This book offers a systematic exploration of the changing politics around immigration and the impact of resultant policy regimes on immigrant communities. It does so across a uniquely wide range of policy areas: immigration admissions, citizenship, internal immigration controls, labour market regulation, the welfare state and the criminal justice system. Challenging the current state of theoretical literature on the ‘criminalisation’ or ‘marginalisation’ of immigrants, this book examines the ways in which immigrants are treated differently in different national contexts, as well as the institutional factors driving this variation. To this end, it offers data on overall trends across 20 high-income countries, as well as more detailed case studies on the UK, Australia, the USA, Germany, Italy and Sweden. At the same time, it charts an emerging common regime of exploitation, which threatens the depiction of some countries as more inclusionary than others.

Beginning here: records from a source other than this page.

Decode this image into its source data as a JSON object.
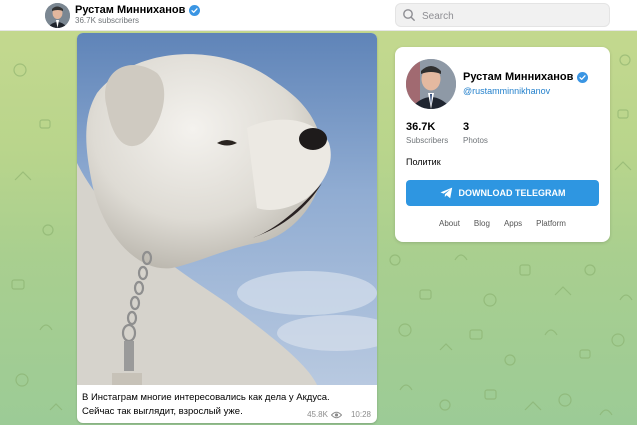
{
  "header": {
    "channel_name": "Рустам Минниханов",
    "subscribers": "36.7K subscribers",
    "search_placeholder": "Search"
  },
  "post": {
    "caption_line1": "В Инстаграм многие интересовались как дела у Акдуса.",
    "caption_line2": "Сейчас так выглядит, взрослый уже.",
    "views": "45.8K",
    "time": "10:28"
  },
  "profile": {
    "name": "Рустам Минниханов",
    "handle": "@rustamminnikhanov",
    "stats": [
      {
        "value": "36.7K",
        "label": "Subscribers"
      },
      {
        "value": "3",
        "label": "Photos"
      }
    ],
    "bio": "Политик",
    "download_label": "DOWNLOAD TELEGRAM",
    "links": [
      "About",
      "Blog",
      "Apps",
      "Platform"
    ]
  },
  "colors": {
    "accent": "#2e96e1",
    "link": "#2481cc",
    "verified": "#3a95e3"
  }
}
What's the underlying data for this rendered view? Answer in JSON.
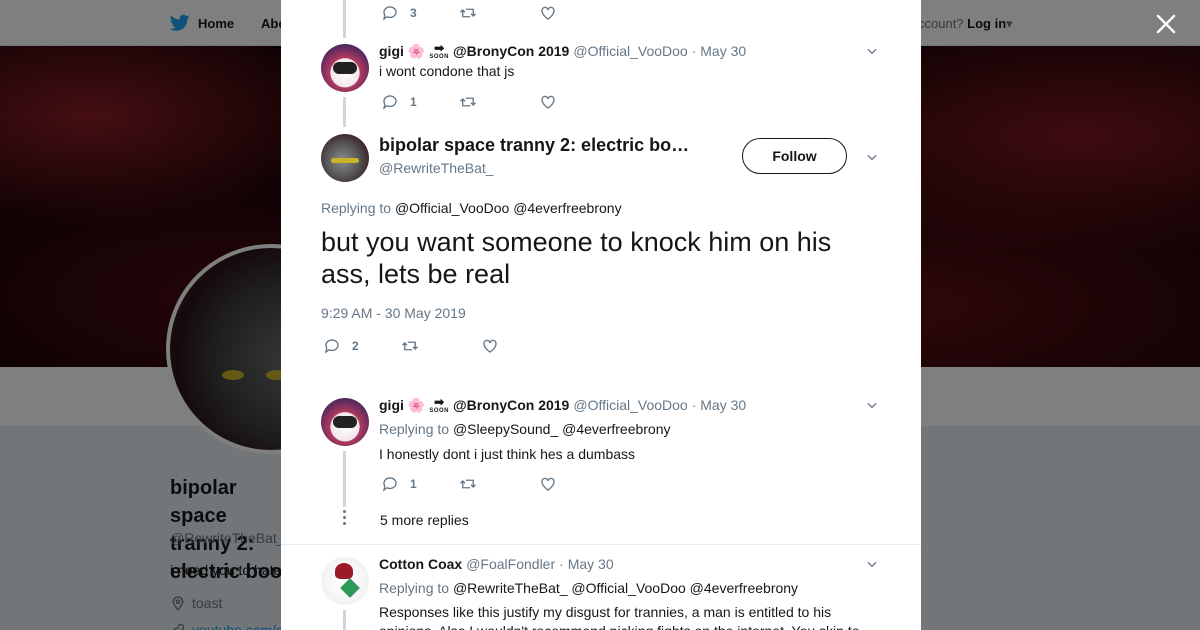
{
  "topbar": {
    "home_label": "Home",
    "about_label": "Abo",
    "account_prompt": "ccount?",
    "login_label": "Log in"
  },
  "profile": {
    "name": "bipolar space tranny 2: electric boo",
    "handle": "@RewriteTheBat_",
    "bio": "i need you to hate",
    "location": "toast",
    "link": "youtube.com/c"
  },
  "thread": {
    "top_actions": {
      "replies": "3"
    },
    "reply1": {
      "name": "gigi",
      "emoji": "🌸",
      "soon_text": "SOON",
      "name_suffix": "@BronyCon 2019",
      "handle": "@Official_VooDoo",
      "date": "· May 30",
      "text": "i wont condone that js",
      "replies": "1"
    },
    "main": {
      "name": "bipolar space tranny 2: electric bo…",
      "handle": "@RewriteTheBat_",
      "follow_label": "Follow",
      "replying_label": "Replying to",
      "replying_to_1": "@Official_VooDoo",
      "replying_to_2": "@4everfreebrony",
      "text": "but you want someone to knock him on his ass, lets be real",
      "timestamp": "9:29 AM - 30 May 2019",
      "replies": "2"
    },
    "reply2": {
      "name": "gigi",
      "emoji": "🌸",
      "soon_text": "SOON",
      "name_suffix": "@BronyCon 2019",
      "handle": "@Official_VooDoo",
      "date": "· May 30",
      "replying_label": "Replying to",
      "replying_to_1": "@SleepySound_",
      "replying_to_2": "@4everfreebrony",
      "text": "I honestly dont i just think hes a dumbass",
      "replies": "1",
      "more_replies": "5 more replies"
    },
    "reply3": {
      "name": "Cotton Coax",
      "handle": "@FoalFondler",
      "date": "· May 30",
      "replying_label": "Replying to",
      "replying_to_1": "@RewriteTheBat_",
      "replying_to_2": "@Official_VooDoo",
      "replying_to_3": "@4everfreebrony",
      "text": "Responses like this justify my disgust for trannies, a man is entitled to his opinions. Also I wouldn't recommend picking fights on the internet. You skip to"
    }
  }
}
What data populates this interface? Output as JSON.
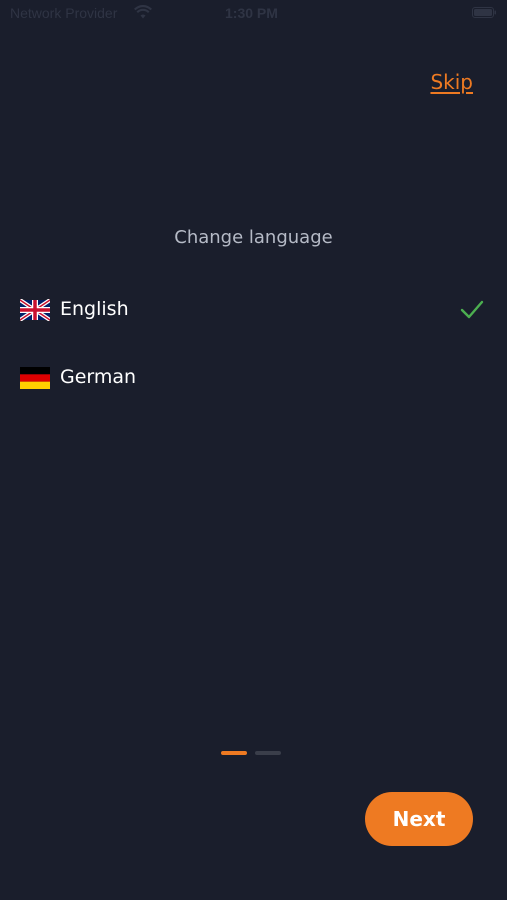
{
  "status_bar": {
    "carrier": "Network Provider",
    "time": "1:30 PM",
    "wifi_icon": "wifi-icon",
    "battery_icon": "battery-icon"
  },
  "header": {
    "skip_label": "Skip"
  },
  "main": {
    "title": "Change language",
    "languages": [
      {
        "label": "English",
        "flag_icon": "uk-flag-icon",
        "selected": true
      },
      {
        "label": "German",
        "flag_icon": "germany-flag-icon",
        "selected": false
      }
    ],
    "selected_check_icon": "check-icon"
  },
  "pager": {
    "current_page": 1,
    "total_pages": 2
  },
  "footer": {
    "next_label": "Next"
  },
  "colors": {
    "background": "#1a1e2c",
    "accent": "#ee7a22",
    "check": "#4caf50",
    "title_text": "#b5bac6"
  }
}
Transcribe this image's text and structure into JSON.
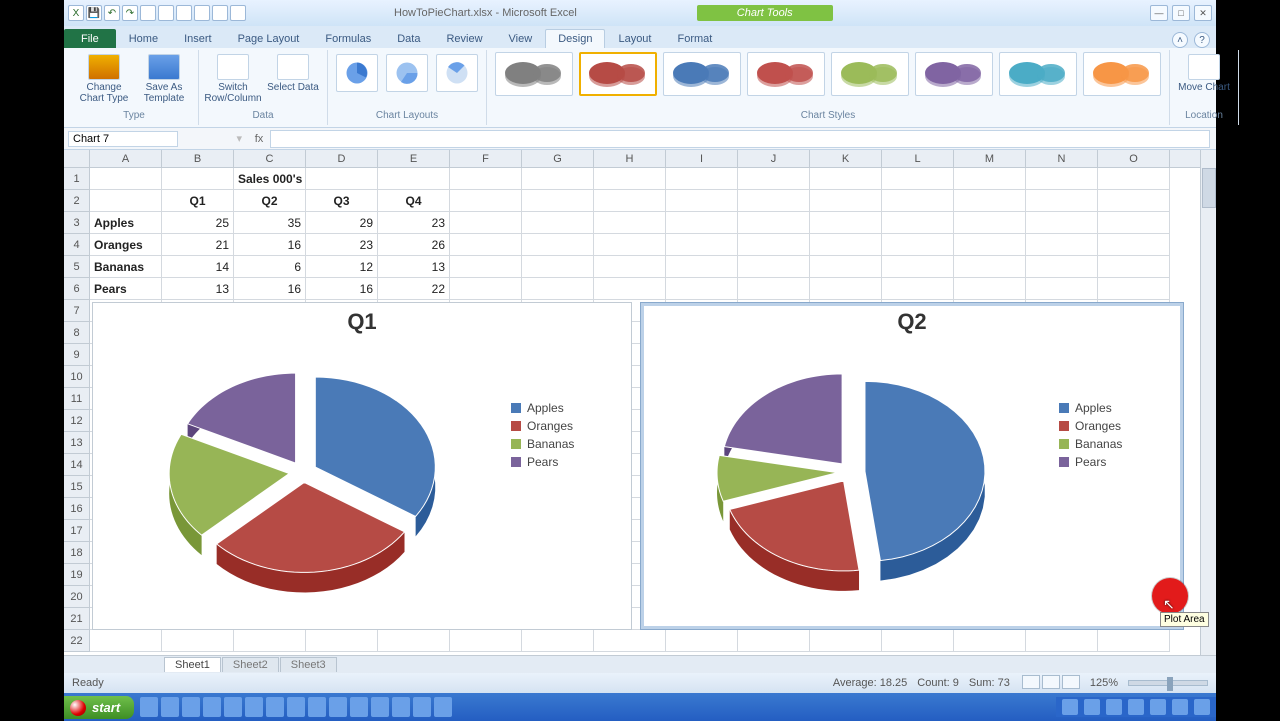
{
  "titlebar": {
    "doc": "HowToPieChart.xlsx - Microsoft Excel",
    "contextual": "Chart Tools"
  },
  "tabs": {
    "file": "File",
    "home": "Home",
    "insert": "Insert",
    "pagelayout": "Page Layout",
    "formulas": "Formulas",
    "data": "Data",
    "review": "Review",
    "view": "View",
    "design": "Design",
    "layout": "Layout",
    "format": "Format"
  },
  "ribbon": {
    "type_group": "Type",
    "change_type": "Change Chart Type",
    "save_template": "Save As Template",
    "data_group": "Data",
    "switch": "Switch Row/Column",
    "select": "Select Data",
    "layouts_group": "Chart Layouts",
    "styles_group": "Chart Styles",
    "location_group": "Location",
    "move": "Move Chart"
  },
  "namebox": "Chart 7",
  "fx": "fx",
  "columns": [
    "A",
    "B",
    "C",
    "D",
    "E",
    "F",
    "G",
    "H",
    "I",
    "J",
    "K",
    "L",
    "M",
    "N",
    "O"
  ],
  "data_rows": {
    "title": "Sales 000's",
    "headers": [
      "Q1",
      "Q2",
      "Q3",
      "Q4"
    ],
    "cats": [
      "Apples",
      "Oranges",
      "Bananas",
      "Pears"
    ],
    "vals": [
      [
        25,
        35,
        29,
        23
      ],
      [
        21,
        16,
        23,
        26
      ],
      [
        14,
        6,
        12,
        13
      ],
      [
        13,
        16,
        16,
        22
      ]
    ]
  },
  "chart_data": [
    {
      "type": "pie",
      "title": "Q1",
      "categories": [
        "Apples",
        "Oranges",
        "Bananas",
        "Pears"
      ],
      "values": [
        25,
        21,
        14,
        13
      ],
      "colors": [
        "#4a7ab7",
        "#b64b45",
        "#97b556",
        "#7a639b"
      ]
    },
    {
      "type": "pie",
      "title": "Q2",
      "categories": [
        "Apples",
        "Oranges",
        "Bananas",
        "Pears"
      ],
      "values": [
        35,
        16,
        6,
        16
      ],
      "colors": [
        "#4a7ab7",
        "#b64b45",
        "#97b556",
        "#7a639b"
      ]
    }
  ],
  "legend": [
    "Apples",
    "Oranges",
    "Bananas",
    "Pears"
  ],
  "legend_colors": [
    "#4a7ab7",
    "#b64b45",
    "#97b556",
    "#7a639b"
  ],
  "sheets": [
    "Sheet1",
    "Sheet2",
    "Sheet3"
  ],
  "status": {
    "ready": "Ready",
    "avg": "Average: 18.25",
    "count": "Count: 9",
    "sum": "Sum: 73",
    "zoom": "125%"
  },
  "start": "start",
  "tooltip": "Plot Area"
}
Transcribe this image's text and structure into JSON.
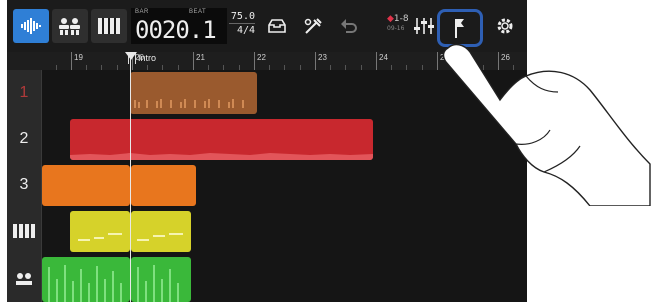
{
  "toolbar": {
    "counter_bar_label": "BAR",
    "counter_beat_label": "BEAT",
    "counter_value": "0020.1",
    "tempo": "75.0",
    "time_signature": "4/4",
    "track_range": "1-8",
    "track_range_sub": "09-16",
    "icons": [
      "track-view-icon",
      "mixer-icon",
      "keyboard-icon",
      "tray-icon",
      "tools-icon",
      "undo-icon",
      "faders-icon",
      "marker-icon",
      "settings-gear-icon"
    ]
  },
  "ruler": {
    "bars": [
      "19",
      "20",
      "21",
      "22",
      "23",
      "24",
      "25",
      "26"
    ],
    "marker_label": "Intro"
  },
  "tracks": [
    {
      "number": "1",
      "color": "#9a5a2e"
    },
    {
      "number": "2",
      "color": "#c8282e"
    },
    {
      "number": "3",
      "color": "#e8761e"
    },
    {
      "icon": "piano-icon",
      "color": "#d6d22a"
    },
    {
      "icon": "drums-icon",
      "color": "#3ab83a"
    }
  ],
  "colors": {
    "accent": "#2f7fd6",
    "highlight_outline": "#2e5fb4",
    "background": "#141414"
  }
}
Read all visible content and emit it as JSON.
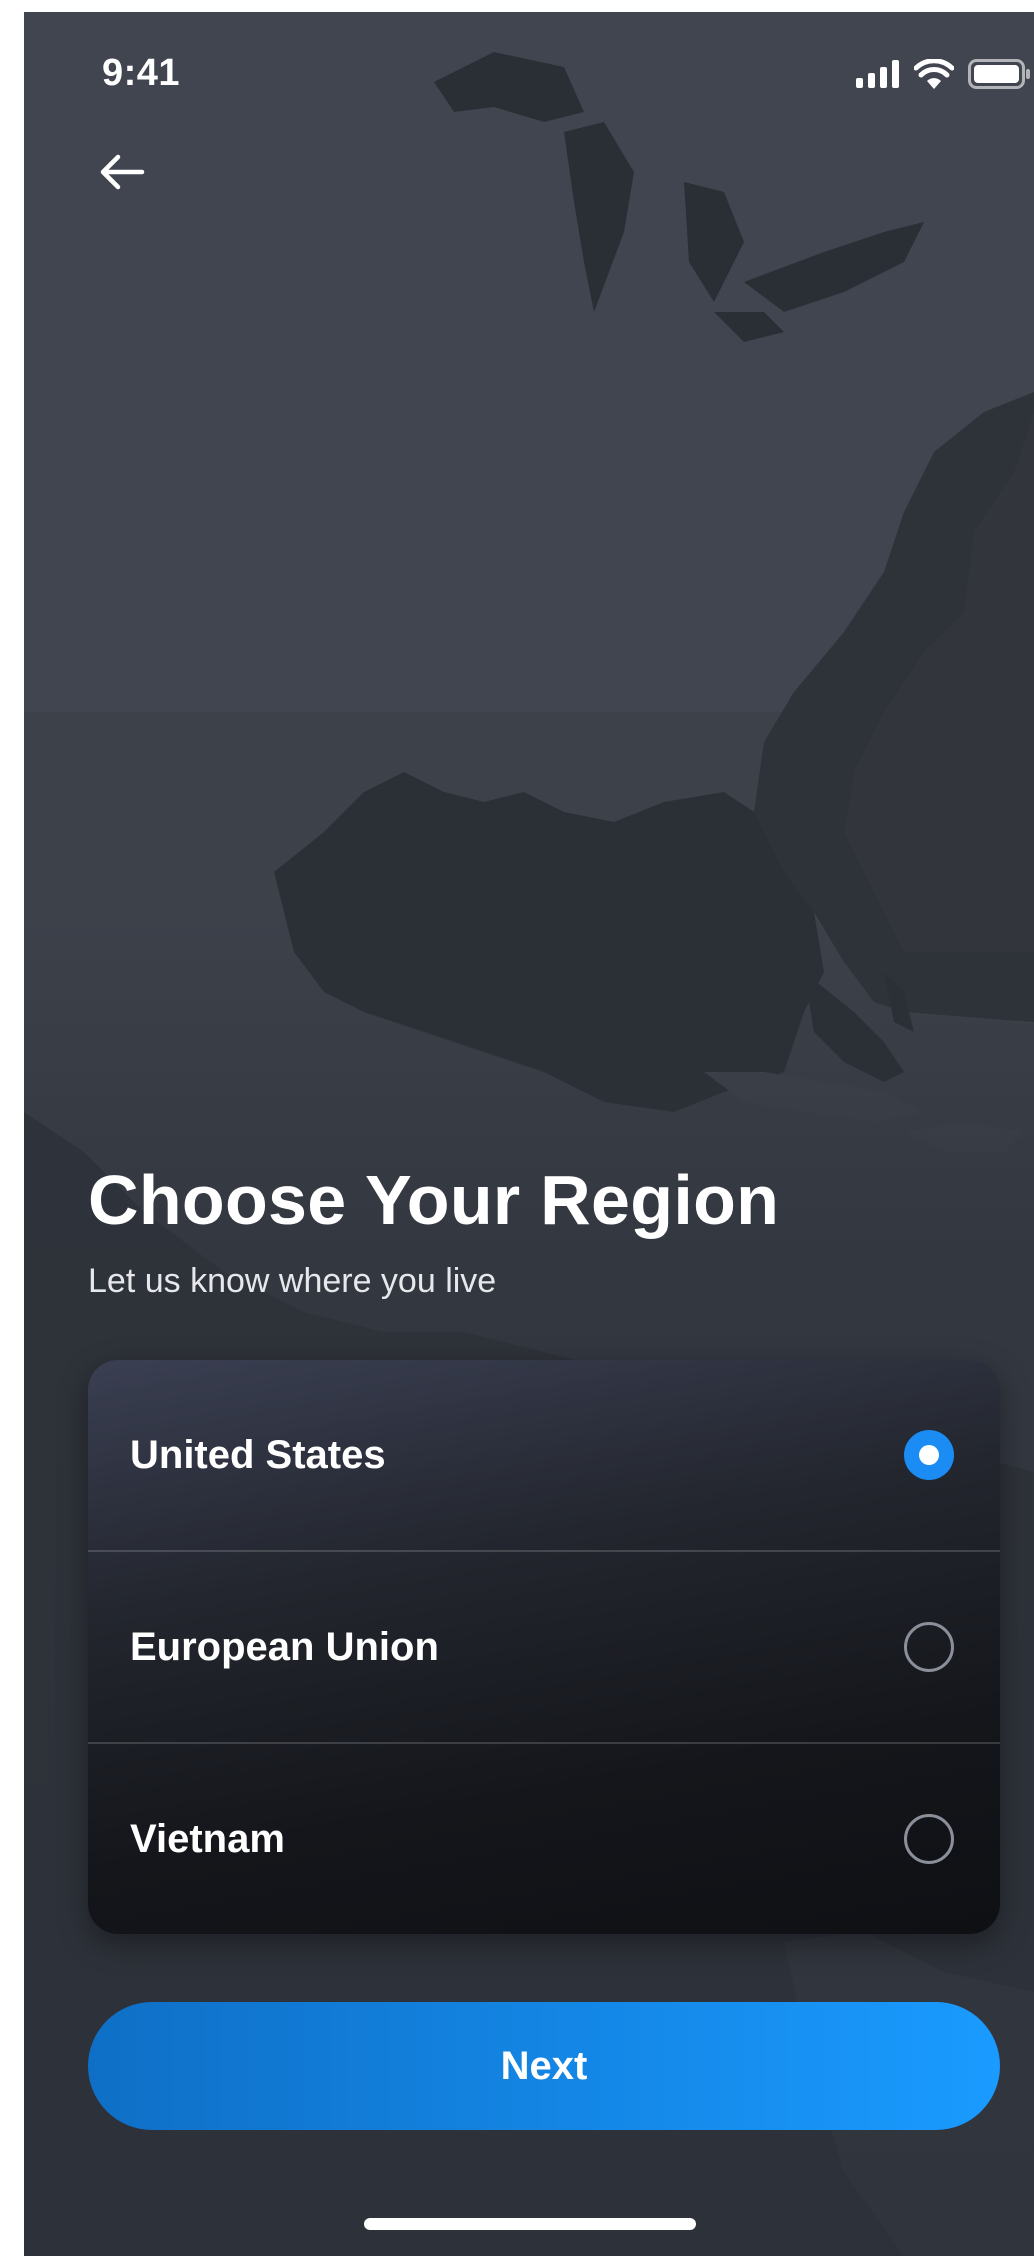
{
  "status_bar": {
    "time": "9:41",
    "icons": [
      "cellular-signal-icon",
      "wifi-icon",
      "battery-icon"
    ]
  },
  "nav": {
    "back_icon": "arrow-left-icon"
  },
  "header": {
    "title": "Choose Your Region",
    "subtitle": "Let us know where you live"
  },
  "regions": {
    "options": [
      {
        "label": "United States",
        "selected": true
      },
      {
        "label": "European Union",
        "selected": false
      },
      {
        "label": "Vietnam",
        "selected": false
      }
    ]
  },
  "actions": {
    "next_label": "Next"
  },
  "colors": {
    "background": "#2c3038",
    "accent": "#1a8cf3",
    "card_dark": "#14161b"
  }
}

The politicisation of immigration has intensified the challenge for policy-makers, who today must respond to populist calls for restrictive immigration policy whilst simultaneously heeding business groups’ calls for cheap labour and respecting legal obligations that require more liberal and welcoming policy regimes. The resultant policy regimes often have counterproductive effects, in many cases marginalising immigrant communities and contributing to the growth of underground and criminal economies. Finally, developments on the horizon, driven by technological progress, threaten to intensify distributional challenges. While these will make the politics around immigration even more fraught in coming decades, the real issue is not immigration but the loss of good jobs, which will have serious implications across all Western countries.
This book will appeal to scholars and students of criminology, social policy, political economy, political sociology, the sociology of immigration and race, and migration studies.
"In this wide-ranging, theoretically sophisticated yet subtly nuanced comparative analysis of immigration control, and of state failure to enforce labour market protections in relation to migrants, Lea Sitkin makes a decisive contribution to our understanding of the political economy of immigration regulation. This book should be read not only by lawyers and criminologists but also by political scientists and social policy scholars."
Nicola Lacey, School Professor of Law, Gender and Social Policy, LSE, UK
Introduction; 1. Developing the New Political Economy of Immigration Policy: Common Themes, Common Challenges; 2. The Illegalisation Dynamic; 3. Fashioning Exploitable Migrant Workers: How Host-Country Policies Make Regular Immigrants Vulnerable to Exploitation; 4. What’s New in Immigration Policy?; 5. The Trilemma: Low-Wage Jobs, Unemployment or the Underground Economy; 6. Immigrant Domestic Workers Across the Varieties of Capitalism; 7. The Impacts of Immigration on the German Construction Industry; 8. From Post-Fordist to Post-Human Economies: A Look to the Future
Globalizing forces have had a profound impact on the nature of contemporary criminal justice and law more generally. This is evident in the increasing salience of borders and mobility in the production of illegality and social exclusion. Immigration and its control are highly charged topics in contemporary crime policy and politics. In the past two decades such matters have become subjects of extensive scholarly analysis throughout the social sciences. Though criminology has been a relative latecomer to this body of work, it is now possible to speak of an emerging ‘criminology of mobility.
Routledge Studies in Criminal Justice, Borders and Citizenship showcases contemporary studies that connect criminological scholarship to migration studies and explores the intellectual resonances between the two. It provides an opportunity to reflect on the theoretical and methodological challenges posed by mass mobility and its control. By doing that, it aims to chart an intellectual space and establish a theoretical tradition within criminology to house scholars of immigration control, who have traditionally published either in general criminological or in anthropological, sociological, refugee studies, human rights and other publications.